Louder Drumbeat for Glass-Steagall
in London and U.S.A.
Jan. 7, 2013 (EIRNS)Another top-level political figure in Great Britain, conservative member of the House of Lords, Howard Flight, has come forward to call for "a full Glass-Steagall separation" of banks in the City of London. Flight, a City of London insider who got his start with the Rothschilds in 1970 and was Shadow Chief Secretary to the Treasury from 2001-2004, penned an article entitled "We need to contemplate much more radical reform of the City," which was published Jan. 6 on http://conservativehome.blogs.com/platform/2013/01/lord-flight.html
Flight's argument echoes that made previously by the Financial Times back in July 2012, when that institution made its famous editorial call for total banking separation. Since then, numerous other leading political figures, most of them Conservative, have declared themselves for such a measure. However, the top Conservative Party leadership running the governmentPrime Minister David Cameron and Chancellor of the Exchequer George Osborneremain adamantly opposed to the measure.
The British support is clearly echoed in financial circles in the United States, where Forbes magazine again called for reinstituting Glass-Steagall in an article published January 4, which strongly criticized the behavior of JPMorgan Chase. The article took off from the coverup of the Madoff Ponzi scheme, to conclude:

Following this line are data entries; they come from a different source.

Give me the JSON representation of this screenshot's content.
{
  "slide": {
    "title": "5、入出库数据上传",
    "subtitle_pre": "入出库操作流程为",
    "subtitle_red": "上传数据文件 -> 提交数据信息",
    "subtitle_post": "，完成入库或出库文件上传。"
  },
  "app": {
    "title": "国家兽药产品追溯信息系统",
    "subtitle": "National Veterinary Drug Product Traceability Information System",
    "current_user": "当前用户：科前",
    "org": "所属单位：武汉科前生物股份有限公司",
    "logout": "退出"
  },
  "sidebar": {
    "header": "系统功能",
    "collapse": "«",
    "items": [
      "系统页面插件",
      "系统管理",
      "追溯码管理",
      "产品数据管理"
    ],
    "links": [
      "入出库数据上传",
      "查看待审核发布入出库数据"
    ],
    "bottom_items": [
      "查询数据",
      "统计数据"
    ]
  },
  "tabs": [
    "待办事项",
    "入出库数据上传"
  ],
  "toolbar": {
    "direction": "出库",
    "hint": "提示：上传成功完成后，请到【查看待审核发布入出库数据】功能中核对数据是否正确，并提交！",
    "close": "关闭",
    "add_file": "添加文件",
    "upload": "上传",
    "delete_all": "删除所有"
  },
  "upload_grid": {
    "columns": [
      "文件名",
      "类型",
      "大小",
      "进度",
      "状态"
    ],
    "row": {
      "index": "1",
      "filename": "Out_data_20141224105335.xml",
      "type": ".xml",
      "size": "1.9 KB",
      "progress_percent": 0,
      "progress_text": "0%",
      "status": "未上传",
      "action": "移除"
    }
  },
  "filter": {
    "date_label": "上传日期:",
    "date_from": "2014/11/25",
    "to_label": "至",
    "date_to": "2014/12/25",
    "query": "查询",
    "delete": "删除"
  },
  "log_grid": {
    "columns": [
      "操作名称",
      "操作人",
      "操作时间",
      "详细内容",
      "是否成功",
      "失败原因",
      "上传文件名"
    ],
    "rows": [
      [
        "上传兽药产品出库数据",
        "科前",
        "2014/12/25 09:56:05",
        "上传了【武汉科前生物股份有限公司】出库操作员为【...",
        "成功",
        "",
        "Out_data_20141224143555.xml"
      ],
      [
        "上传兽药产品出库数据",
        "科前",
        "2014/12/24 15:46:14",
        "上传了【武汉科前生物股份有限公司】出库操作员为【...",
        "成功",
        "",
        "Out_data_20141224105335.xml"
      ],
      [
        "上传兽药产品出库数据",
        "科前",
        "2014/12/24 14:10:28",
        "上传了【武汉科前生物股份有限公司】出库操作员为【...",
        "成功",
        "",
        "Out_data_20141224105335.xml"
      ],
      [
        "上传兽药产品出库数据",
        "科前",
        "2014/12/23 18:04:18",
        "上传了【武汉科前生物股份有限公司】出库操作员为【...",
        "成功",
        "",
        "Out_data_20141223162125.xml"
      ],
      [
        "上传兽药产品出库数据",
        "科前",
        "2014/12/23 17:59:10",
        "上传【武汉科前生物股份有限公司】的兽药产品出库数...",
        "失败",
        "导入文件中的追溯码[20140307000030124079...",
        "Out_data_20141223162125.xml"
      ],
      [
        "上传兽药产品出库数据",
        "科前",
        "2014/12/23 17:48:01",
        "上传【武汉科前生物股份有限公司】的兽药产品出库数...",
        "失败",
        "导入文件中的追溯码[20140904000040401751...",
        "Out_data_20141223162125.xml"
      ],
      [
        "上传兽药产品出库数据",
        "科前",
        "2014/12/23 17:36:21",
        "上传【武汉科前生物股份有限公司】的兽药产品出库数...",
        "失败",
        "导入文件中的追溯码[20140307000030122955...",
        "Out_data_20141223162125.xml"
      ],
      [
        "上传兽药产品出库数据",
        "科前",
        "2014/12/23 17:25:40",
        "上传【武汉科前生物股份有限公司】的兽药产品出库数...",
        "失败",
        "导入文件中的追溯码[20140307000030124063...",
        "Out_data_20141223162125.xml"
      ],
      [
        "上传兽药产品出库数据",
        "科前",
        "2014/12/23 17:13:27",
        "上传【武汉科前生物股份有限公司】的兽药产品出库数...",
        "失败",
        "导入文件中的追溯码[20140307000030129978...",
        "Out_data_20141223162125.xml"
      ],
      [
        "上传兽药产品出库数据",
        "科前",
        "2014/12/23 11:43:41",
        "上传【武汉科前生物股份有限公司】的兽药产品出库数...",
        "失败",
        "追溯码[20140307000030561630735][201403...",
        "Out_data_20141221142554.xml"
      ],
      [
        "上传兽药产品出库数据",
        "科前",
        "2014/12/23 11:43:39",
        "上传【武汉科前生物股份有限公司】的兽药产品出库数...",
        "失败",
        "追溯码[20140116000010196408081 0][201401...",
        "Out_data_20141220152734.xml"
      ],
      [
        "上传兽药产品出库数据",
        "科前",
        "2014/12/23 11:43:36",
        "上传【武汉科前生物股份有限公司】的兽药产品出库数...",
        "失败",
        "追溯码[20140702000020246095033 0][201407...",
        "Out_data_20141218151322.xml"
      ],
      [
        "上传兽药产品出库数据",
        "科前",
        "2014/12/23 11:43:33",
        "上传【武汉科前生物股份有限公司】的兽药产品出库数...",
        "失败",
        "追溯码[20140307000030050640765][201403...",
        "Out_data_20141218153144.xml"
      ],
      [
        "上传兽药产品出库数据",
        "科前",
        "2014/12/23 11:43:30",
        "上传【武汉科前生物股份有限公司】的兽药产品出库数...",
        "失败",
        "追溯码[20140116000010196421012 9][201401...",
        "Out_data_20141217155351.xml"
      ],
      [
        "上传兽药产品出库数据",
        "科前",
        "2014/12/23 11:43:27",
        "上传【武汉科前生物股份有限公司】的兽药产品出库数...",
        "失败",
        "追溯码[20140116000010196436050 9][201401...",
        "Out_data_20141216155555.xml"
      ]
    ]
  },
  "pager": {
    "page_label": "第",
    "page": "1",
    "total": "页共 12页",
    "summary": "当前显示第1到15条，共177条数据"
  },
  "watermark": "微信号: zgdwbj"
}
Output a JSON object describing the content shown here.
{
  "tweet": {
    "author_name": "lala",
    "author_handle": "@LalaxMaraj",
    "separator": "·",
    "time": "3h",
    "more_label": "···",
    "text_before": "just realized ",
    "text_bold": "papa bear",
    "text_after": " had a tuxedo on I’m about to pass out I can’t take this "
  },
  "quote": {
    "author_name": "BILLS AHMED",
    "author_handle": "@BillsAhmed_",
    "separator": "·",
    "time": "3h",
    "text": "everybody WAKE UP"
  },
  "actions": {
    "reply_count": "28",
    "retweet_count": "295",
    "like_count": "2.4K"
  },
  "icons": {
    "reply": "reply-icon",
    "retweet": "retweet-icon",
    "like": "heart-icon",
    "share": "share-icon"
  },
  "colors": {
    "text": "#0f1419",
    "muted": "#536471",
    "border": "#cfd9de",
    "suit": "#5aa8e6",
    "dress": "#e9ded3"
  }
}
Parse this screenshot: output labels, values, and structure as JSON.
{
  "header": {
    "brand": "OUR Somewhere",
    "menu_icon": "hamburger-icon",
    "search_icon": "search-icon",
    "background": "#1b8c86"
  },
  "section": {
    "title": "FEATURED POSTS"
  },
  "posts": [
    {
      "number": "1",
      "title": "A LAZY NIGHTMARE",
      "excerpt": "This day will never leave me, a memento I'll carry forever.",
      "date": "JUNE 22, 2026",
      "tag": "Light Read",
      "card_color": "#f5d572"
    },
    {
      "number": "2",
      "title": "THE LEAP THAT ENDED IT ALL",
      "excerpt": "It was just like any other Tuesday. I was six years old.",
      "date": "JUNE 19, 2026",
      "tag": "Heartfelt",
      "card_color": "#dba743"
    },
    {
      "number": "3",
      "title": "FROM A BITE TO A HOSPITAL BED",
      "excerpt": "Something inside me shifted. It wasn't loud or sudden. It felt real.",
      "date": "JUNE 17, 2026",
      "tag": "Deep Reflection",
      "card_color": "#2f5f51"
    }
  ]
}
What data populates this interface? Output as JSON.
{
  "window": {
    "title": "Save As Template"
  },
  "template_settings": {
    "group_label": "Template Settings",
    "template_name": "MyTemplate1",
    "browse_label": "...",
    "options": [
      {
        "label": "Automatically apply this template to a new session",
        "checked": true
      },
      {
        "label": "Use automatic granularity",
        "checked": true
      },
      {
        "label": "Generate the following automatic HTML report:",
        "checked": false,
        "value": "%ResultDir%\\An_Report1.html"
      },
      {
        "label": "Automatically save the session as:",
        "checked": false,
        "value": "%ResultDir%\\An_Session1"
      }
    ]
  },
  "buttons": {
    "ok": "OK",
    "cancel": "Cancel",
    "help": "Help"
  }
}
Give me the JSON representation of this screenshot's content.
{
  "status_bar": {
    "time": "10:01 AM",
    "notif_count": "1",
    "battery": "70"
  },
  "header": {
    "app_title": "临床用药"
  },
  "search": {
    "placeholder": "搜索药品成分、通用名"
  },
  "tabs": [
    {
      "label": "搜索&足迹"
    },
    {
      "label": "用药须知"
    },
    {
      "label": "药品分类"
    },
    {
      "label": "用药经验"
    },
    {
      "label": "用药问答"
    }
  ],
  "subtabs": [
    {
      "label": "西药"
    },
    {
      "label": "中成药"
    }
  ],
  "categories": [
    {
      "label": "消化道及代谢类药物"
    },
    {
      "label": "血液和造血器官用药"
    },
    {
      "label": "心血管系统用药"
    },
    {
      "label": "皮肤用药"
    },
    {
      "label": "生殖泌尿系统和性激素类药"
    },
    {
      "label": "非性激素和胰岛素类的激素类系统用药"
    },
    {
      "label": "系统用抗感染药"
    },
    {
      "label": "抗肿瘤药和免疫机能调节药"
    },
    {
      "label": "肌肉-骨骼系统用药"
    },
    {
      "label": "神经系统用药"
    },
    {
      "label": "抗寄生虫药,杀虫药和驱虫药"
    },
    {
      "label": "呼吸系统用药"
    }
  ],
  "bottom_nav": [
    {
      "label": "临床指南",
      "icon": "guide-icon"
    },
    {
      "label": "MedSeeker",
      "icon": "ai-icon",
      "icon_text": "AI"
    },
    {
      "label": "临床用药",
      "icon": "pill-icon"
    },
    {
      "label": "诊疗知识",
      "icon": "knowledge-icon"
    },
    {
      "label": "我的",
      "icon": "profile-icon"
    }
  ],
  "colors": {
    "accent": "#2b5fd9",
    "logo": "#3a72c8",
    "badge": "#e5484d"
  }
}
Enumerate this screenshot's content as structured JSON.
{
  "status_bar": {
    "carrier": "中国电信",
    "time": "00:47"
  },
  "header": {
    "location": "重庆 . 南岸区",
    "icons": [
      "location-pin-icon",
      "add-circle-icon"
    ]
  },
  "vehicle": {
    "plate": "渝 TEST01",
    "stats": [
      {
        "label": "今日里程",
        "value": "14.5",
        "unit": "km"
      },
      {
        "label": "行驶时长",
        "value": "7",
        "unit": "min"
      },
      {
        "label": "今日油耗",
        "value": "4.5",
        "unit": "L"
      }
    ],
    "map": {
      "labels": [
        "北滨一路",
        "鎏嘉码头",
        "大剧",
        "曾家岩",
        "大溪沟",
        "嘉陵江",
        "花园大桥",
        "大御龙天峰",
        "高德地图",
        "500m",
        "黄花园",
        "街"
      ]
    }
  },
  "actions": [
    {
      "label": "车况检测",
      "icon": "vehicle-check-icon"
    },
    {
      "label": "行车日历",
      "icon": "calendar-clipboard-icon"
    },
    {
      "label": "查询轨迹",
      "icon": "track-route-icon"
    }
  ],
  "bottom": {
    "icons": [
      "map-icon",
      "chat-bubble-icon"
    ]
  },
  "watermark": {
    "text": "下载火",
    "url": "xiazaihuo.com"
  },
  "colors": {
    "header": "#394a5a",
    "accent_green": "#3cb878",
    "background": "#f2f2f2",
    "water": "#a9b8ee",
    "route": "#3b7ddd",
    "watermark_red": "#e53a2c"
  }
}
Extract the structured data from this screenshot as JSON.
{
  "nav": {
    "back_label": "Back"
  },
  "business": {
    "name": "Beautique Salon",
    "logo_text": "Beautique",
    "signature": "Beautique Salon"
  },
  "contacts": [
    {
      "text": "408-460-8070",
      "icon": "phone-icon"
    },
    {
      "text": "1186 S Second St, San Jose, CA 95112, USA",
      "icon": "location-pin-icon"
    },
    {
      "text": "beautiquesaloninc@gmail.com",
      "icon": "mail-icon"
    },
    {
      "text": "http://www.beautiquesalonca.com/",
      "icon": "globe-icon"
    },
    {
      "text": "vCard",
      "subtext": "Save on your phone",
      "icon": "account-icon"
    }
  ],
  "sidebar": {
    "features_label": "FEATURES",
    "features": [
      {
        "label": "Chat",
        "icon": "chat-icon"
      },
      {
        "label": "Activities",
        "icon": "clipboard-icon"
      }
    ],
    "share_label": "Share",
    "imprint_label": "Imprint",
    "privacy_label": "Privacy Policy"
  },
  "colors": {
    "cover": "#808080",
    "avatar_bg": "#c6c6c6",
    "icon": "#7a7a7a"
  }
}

"The Madoff case is yet another argument for bringing back Glass-Steagall protections passed during the 1930s, but scrapped in 1999 during a catastrophic deregulation of the industry.
"Why are banks still permitted to conduct risky trades while holding tight to the government's doctrine of too-big-to-fail? At the very least, their trading/investment operations should be separate entities from their federally insured deposits and loan businesses. Under that scenario, the traditional banking units would've stayed clear of phony hedge funds operators like Madoff."
Such literary support will soon be put to the test, as legislation for reinstituting Glass-Steagall has already been introduced into the 113th Congress (H.R. 129). The supporters of reinstating Glass-Steagall in the 112th Congress were primarily Democrats; should such strong support from the more Republican-leaning banking community galvanize Republican support, this most urgent element of legislation could move rapidly through Congress, including the Senate.